Blood-brain barrier disturbance following subarachnoid hemorrhage in rabbits.
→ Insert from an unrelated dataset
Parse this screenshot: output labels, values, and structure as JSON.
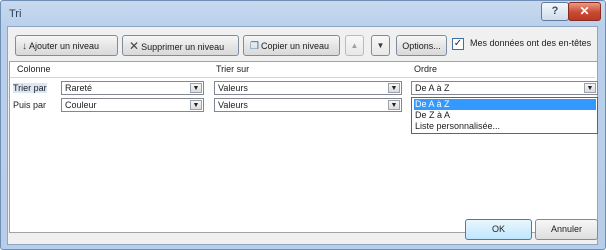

We studied disruption of the blood-brain barrier after experimental subarachnoid hemorrhage induced by an injection of 4 ml autologous arterial blood into the cisterna magna of rabbits. The animals were killed at 40 minutes, 6 hours, 1 day, 2 days, 4 days, or 6 days after subarachnoid hemorrhage. We assessed the integrity of the barrier function of intraparenchymal vessels in the ventral brain stem and cerebral hemispheres morphologically with transmission electron microscopy, using horseradish peroxidase as a tracer. In the ventral brain stem, which was in direct contact with the cisternal clots, markedly increased peroxidase staining toward the core of the brain stem was observed on the first day after subarachnoid hemorrhage. In an area of the cerebral hemispheres distant from the clots, barrier disturbance was prominent in the 6-hour specimens, and permeation of the tracer was spotty. From the distribution and morphological findings of these lesions, permeability changes in the ventral brain stem may have been caused by a direct effect of the cisternal clots; in the cerebral hemispheres, hemodynamic factors and changes in intracranial pressure associated with the elderly stages of subarachnoid hemorrhage seemed to be responsible. These results suggest that barrier disturbance associated with subarachnoid hemorrhage may be multifactorial in time course and location.
- Copyright © 1990 by American Heart Association